National Geographic : 1989 Jan
Heart of theWest T OUGH, PUNGENT sage brush carpets some 220,000 square miles from Mexico to Canada. Blocked by the Sierra Nevada, moisture from the Pacific rarely falls on the region. Indeed the Great Basin desert, center of sagebrush country, proved so forbidding that it was the last area of the U. S. to be explored south of Alaska. It was not un til 1844 that John C. Fr6mont, finally accepting that none of the area's rivers reached the sea, labeled it the Great Basin. All told there are some 90 basins, corrugated by more than 160 ranges running north and south. Settlers following the Hum boldt River west often found arid 160-acre homesteads to be giant gambles. The government land office later became the Bureau of Land Management (BLM), which today controls about a hundred million acres of sagebrush country. Added to the 25 million acres managed by the U. S. Forest Service, that makes 90 percent of the region public land.
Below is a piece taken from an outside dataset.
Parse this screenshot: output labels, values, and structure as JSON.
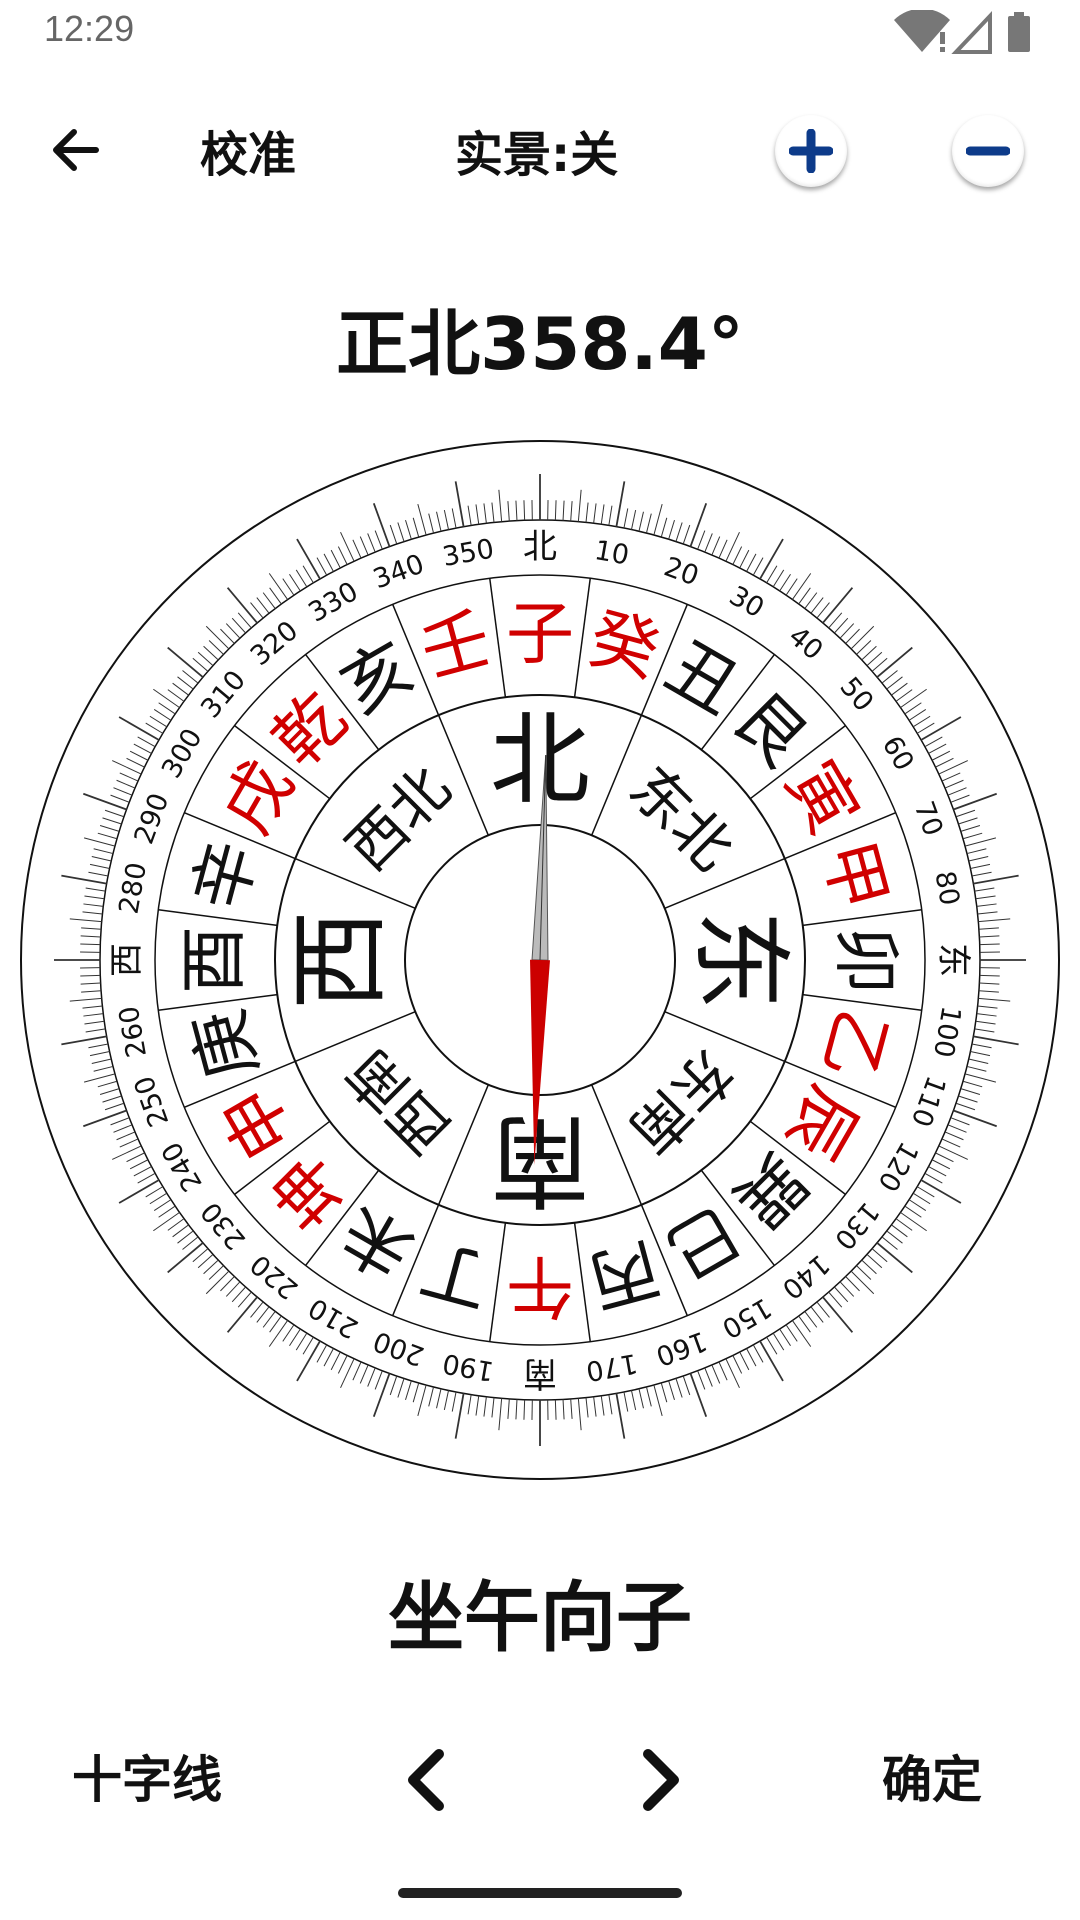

Conservationists urge higher grazing fees for ranchers and greater public say in the use of the land, as do some residents of fast-growing Las Vegas and Reno, where 85 percent of all Nevadans live and where gam ing tables bring in most of the state's revenue. Ranchers and miners, attuned to rhythms of boom and bust, respond that the land is much too dry and remote to be useful for other purposes. Sagebrush Country: America's Outback PLANT DOCTORS Rick Miller and Jianguo Wang (above) of the Squaw Butte researchstation near Burns, Oregon, take a sagebrush'svital signs. Poorfod der for cattle, the shrub is often dug up or burned off. Yet increas ingly, range managersvalue sage brush as food and shelterfor wildlife and as an efficient way to reseed areas scarred by fires, road construction, or mining. The plant also reveals water and soil condi tions: Areas where it grows less than three feet tall are not consid ered arable. Crushedleaves glow ing under ultravioletlight (left) identify a sprigas mountain sage brush, one of numerous subspecies.